While it’s a daunting prospect for most, many waiting to serve their misdemeanor time in the Erie County jail would love to see this sort of turnaround.
The jail is designed to house 106 people — 90 men, 16 women — but the population levels routinely exceed the recommended capacity. In 2012, for instance, the jail’s average daily population was 123, and at times it peaked to more than 140 inmates.
At a glance
• Erie County officials are researching options to alleviate overcrowding at the jail.
• The most cost-effective solution is to add onto the existing facility.
• The estimated cost is $8 million, but the county doesn’t have the money.
When space is an issue, people with more serious crimes — such as felonies — serve time before people convicted of lesser offenses.
Sometimes, misdemeanants wait days, weeks or even months to serve just a few days in jail.
In hopes of countering this problem, Erie County Sheriff Paul Sigsworth inquired about renting space at the nearby Erie County Fairgrounds and the Sandusky National Guard Armory on Woodlawn Avenue. He would have used the space to house misdemeanor inmates.
Officials overseeing both venues rejected the request, citing safety reasons, several months ago.
Since then, Sigsworth and Erie County commissioner Bill Monaghan have continued to brainstorm ways to find space, if only to cut down on the lengthy waiting times.
One idea they both want to explore: adding onto the jail at 2800 Columbus Ave.
“I asked Sheriff Sigsworth if we could get some numbers on adding a dormitory to one end of the jail,” Monaghan said.
Sigsworth estimates an addition would cost $8 million, for construction and staffing.
“To house more sentenced misdemeanants than we currently do, ideally we would need a dormitory-style facility of some type,” Sigsworth said. “If any new construction was going to occur for the housing of sentenced misdemeanants, this would appear to be the most logical and cost-effective solution.”
One idea that’s not being considered: building a new jail.
“Absolutely not,” Sigsworth said of the 23-year-old facility initially costing taxpayers about $10.5 million to build. “We will continue to operate our current facility that the taxpayers have built and invested many millions of dollars in over the years to the best of our ability.”
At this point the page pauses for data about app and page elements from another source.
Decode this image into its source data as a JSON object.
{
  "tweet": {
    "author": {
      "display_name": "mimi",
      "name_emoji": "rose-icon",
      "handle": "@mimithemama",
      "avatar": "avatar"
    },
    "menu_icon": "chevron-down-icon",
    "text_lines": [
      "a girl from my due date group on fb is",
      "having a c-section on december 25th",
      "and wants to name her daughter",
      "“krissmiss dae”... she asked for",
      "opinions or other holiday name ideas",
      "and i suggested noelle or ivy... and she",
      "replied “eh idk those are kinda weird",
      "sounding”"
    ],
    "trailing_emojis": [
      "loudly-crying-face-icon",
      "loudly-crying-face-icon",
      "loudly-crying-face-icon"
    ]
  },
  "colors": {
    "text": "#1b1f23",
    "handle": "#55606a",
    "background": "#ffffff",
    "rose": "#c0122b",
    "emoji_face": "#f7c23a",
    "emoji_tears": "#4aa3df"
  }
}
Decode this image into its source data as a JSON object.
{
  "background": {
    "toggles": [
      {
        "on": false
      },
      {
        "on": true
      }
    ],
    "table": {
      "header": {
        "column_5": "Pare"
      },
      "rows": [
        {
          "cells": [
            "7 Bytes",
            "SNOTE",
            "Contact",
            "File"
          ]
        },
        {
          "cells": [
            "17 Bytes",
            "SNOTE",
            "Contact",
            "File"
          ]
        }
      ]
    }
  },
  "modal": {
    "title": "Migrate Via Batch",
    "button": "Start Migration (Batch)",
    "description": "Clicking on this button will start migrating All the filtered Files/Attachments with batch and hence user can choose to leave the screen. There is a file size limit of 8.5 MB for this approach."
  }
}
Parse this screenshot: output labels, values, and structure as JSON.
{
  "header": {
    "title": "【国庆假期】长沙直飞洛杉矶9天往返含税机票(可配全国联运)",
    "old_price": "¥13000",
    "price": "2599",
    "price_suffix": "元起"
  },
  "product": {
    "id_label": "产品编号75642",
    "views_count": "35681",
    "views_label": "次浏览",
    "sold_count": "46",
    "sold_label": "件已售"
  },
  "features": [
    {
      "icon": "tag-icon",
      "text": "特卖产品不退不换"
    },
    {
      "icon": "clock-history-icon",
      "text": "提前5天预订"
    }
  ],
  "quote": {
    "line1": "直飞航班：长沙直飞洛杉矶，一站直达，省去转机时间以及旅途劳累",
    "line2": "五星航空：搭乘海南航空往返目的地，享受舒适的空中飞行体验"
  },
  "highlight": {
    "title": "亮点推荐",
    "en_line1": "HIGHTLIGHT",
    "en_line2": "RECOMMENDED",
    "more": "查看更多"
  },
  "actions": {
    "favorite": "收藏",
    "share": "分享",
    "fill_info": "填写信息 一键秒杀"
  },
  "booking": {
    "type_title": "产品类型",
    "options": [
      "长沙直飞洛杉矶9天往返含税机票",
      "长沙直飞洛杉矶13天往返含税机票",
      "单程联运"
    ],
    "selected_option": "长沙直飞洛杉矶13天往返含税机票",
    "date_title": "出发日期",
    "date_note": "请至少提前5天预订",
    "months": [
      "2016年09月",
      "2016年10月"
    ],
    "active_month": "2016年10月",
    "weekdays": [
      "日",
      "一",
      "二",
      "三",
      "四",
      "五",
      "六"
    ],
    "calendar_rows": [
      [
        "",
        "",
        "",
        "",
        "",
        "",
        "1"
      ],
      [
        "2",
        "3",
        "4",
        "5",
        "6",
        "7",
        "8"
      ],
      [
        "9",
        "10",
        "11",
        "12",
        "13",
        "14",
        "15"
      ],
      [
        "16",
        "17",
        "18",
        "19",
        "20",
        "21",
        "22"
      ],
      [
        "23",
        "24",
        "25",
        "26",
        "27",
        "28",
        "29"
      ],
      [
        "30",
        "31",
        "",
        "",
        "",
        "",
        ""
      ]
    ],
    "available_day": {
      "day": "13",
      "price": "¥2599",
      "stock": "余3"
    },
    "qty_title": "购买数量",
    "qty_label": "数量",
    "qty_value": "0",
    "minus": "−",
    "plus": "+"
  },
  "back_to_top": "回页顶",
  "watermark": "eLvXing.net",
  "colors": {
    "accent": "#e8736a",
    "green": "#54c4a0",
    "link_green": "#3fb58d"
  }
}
Erie County officials said they’ll continue discussing options for how to deal with the misdemeanants waiting list.